I also liked this quote from Obama on a similar theme. The advice is pretty common for very good reasons but hearing it from former POTUS had more emotional strength on me:"how do we sustain our own sense of hope, drive, vision, and motivation? And how do we dream big? For me, at least, it was not a straight line. It wasn't a steady progression. It was an evolution that took place over time as I tried to align what I believed most deeply with what I saw around me and with my own actions.
The first stage is just figuring out what you really believe. What's really important to you, not what you pretend is important to you. And what are you willing to risk or sacrifice for it? The next phase is then you test that against the world, and the world kicks you in the teeth. It says, "You may think that this is important, but we've got other ideas. And who are you? You can't change anything."
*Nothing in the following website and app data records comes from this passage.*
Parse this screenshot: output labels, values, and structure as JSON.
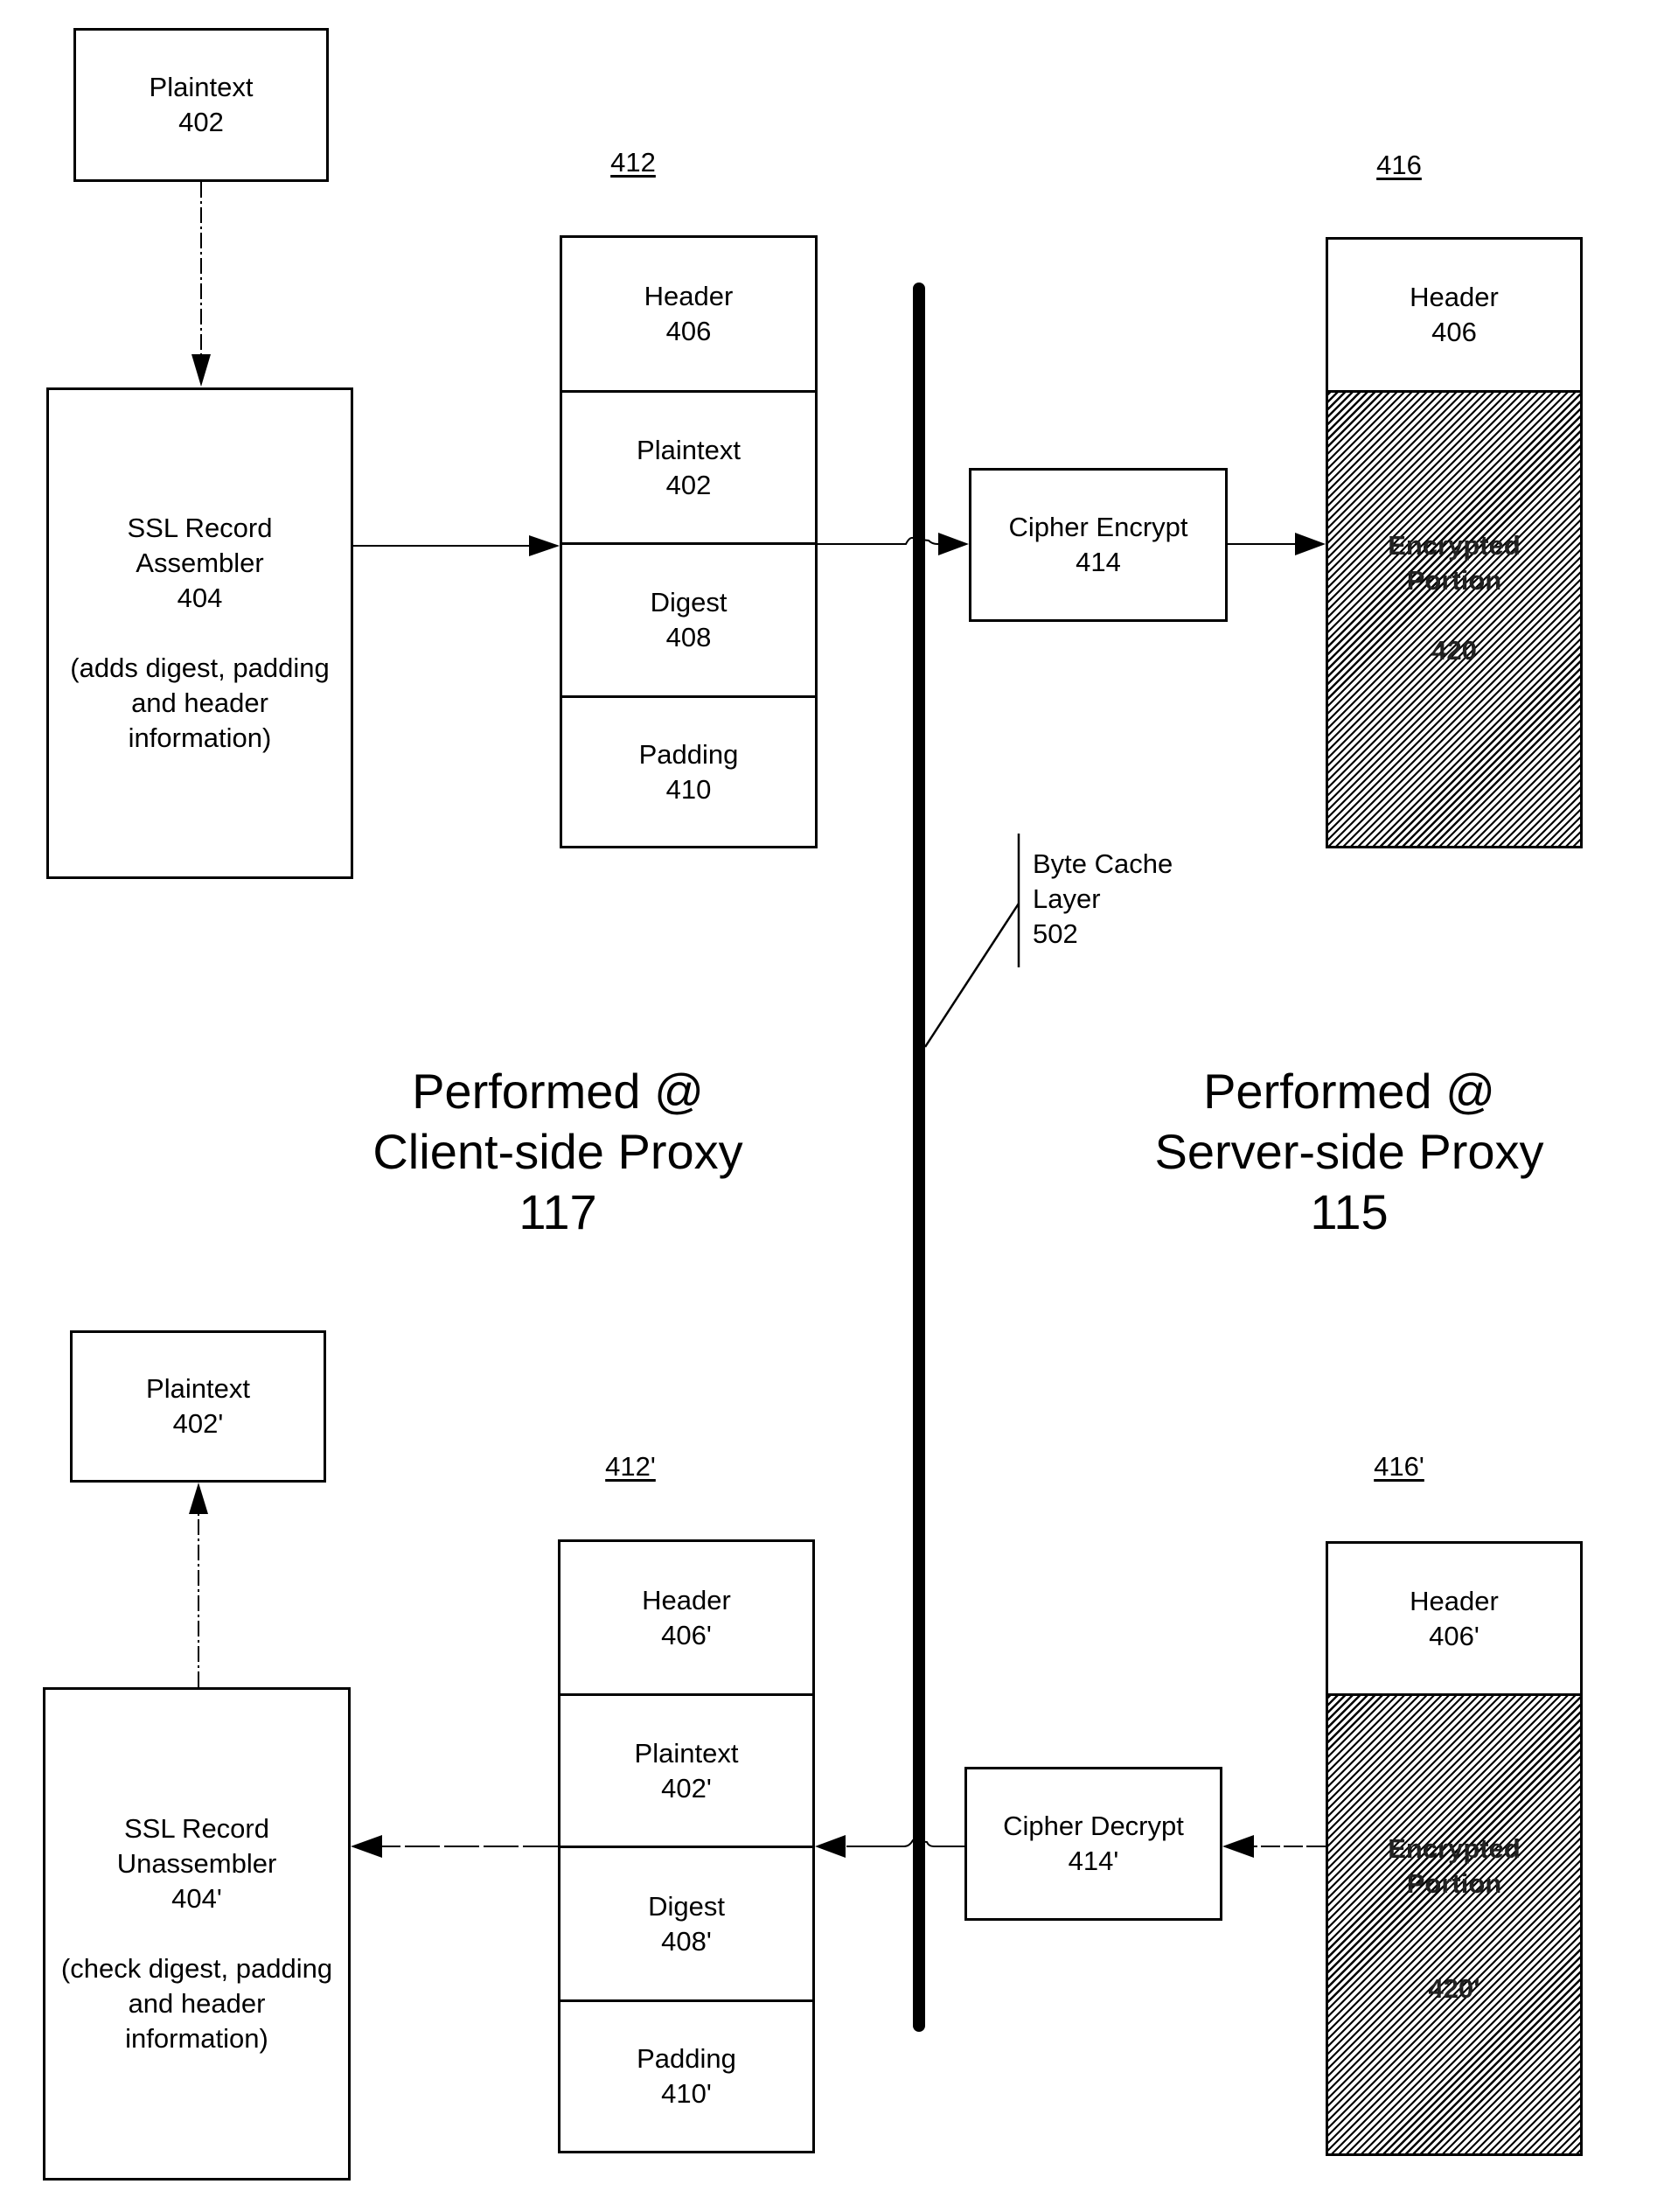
{
  "figure": {
    "client_side": {
      "plaintext_input": {
        "title": "Plaintext",
        "ref": "402"
      },
      "assembler": {
        "line1": "SSL Record",
        "line2": "Assembler",
        "ref": "404",
        "note1": "(adds digest, padding",
        "note2": "and header",
        "note3": "information)"
      },
      "record_412": {
        "label": "412",
        "cells": [
          {
            "title": "Header",
            "ref": "406"
          },
          {
            "title": "Plaintext",
            "ref": "402"
          },
          {
            "title": "Digest",
            "ref": "408"
          },
          {
            "title": "Padding",
            "ref": "410"
          }
        ]
      },
      "region_label": {
        "line1": "Performed @",
        "line2": "Client-side Proxy",
        "line3": "117"
      },
      "plaintext_output": {
        "title": "Plaintext",
        "ref": "402'"
      },
      "unassembler": {
        "line1": "SSL Record",
        "line2": "Unassembler",
        "ref": "404'",
        "note1": "(check digest, padding",
        "note2": "and header",
        "note3": "information)"
      },
      "record_412p": {
        "label": "412'",
        "cells": [
          {
            "title": "Header",
            "ref": "406'"
          },
          {
            "title": "Plaintext",
            "ref": "402'"
          },
          {
            "title": "Digest",
            "ref": "408'"
          },
          {
            "title": "Padding",
            "ref": "410'"
          }
        ]
      }
    },
    "server_side": {
      "cipher_encrypt": {
        "title": "Cipher Encrypt",
        "ref": "414"
      },
      "record_416": {
        "label": "416",
        "header": {
          "title": "Header",
          "ref": "406"
        },
        "encrypted": {
          "line1": "Encrypted",
          "line2": "Portion",
          "ref": "420"
        }
      },
      "region_label": {
        "line1": "Performed @",
        "line2": "Server-side Proxy",
        "line3": "115"
      },
      "cipher_decrypt": {
        "title": "Cipher Decrypt",
        "ref": "414'"
      },
      "record_416p": {
        "label": "416'",
        "header": {
          "title": "Header",
          "ref": "406'"
        },
        "encrypted": {
          "line1": "Encrypted",
          "line2": "Portion",
          "ref": "420'"
        }
      }
    },
    "byte_cache": {
      "line1": "Byte Cache",
      "line2": "Layer",
      "ref": "502"
    }
  }
}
Then you go through a phase of trying to develop skills, courage, and resilience. You try to fit your actions to the scale of whatever influence you have. I came to Chicago and I'm working on the South Side, trying to get a park cleaned up or trying to get a school improved. Sometimes I'm succeeding, a lot of times I'm failing. But over time, you start getting a little bit of confidence with some small victories. That then gives you the power to analyze and say, "Here's what worked, here's what didn't. Here's what I need more of in order to achieve the vision or the goals that I have." Now, let me try to take it to the next level, which means then some more failure and some more frustration because you're trying to expand the orbit of your impact.
I think it's that iterative process. It's not that you come up with a grand theory of "here's how I'm going to change the world" and then suddenly it all just goes according to clockwork. At least not for me. For me, it was much more about trying to be the person I wanted to believe I was. And at each phase, challenging myself and testing myself against the world to see if, in fact, I could have an impact and make a difference. Over time, you'll surprise yourself, and it turns out that you can."
The problem with this advice is that many people in EA don't think we have enough time to slowly build up. If you think EA might take control of the future within the next 15 years, you don't have much time to build skills in the first half of your career and exercise power after you have 30 years of experience. There is an extreme sense of urgency, and I am not sure what's the right response.
To clarify, it wasn't morally supererogatory to boycott speaking with slave-owners. Often you have to speak with wrongdoers to convince them.
Lay also did a lot of things that were great. I focused on the example in the question.
I should note that Bentham too picked his fights to some extent as he never published his writings on legalising homosexuality. His address to the French delegates on colonies also tries to frame emancipation as a win-win solution. But it's still very bold. In the context of or existential risks, it doesn't seem to me that people make as bold proposals to policy makers.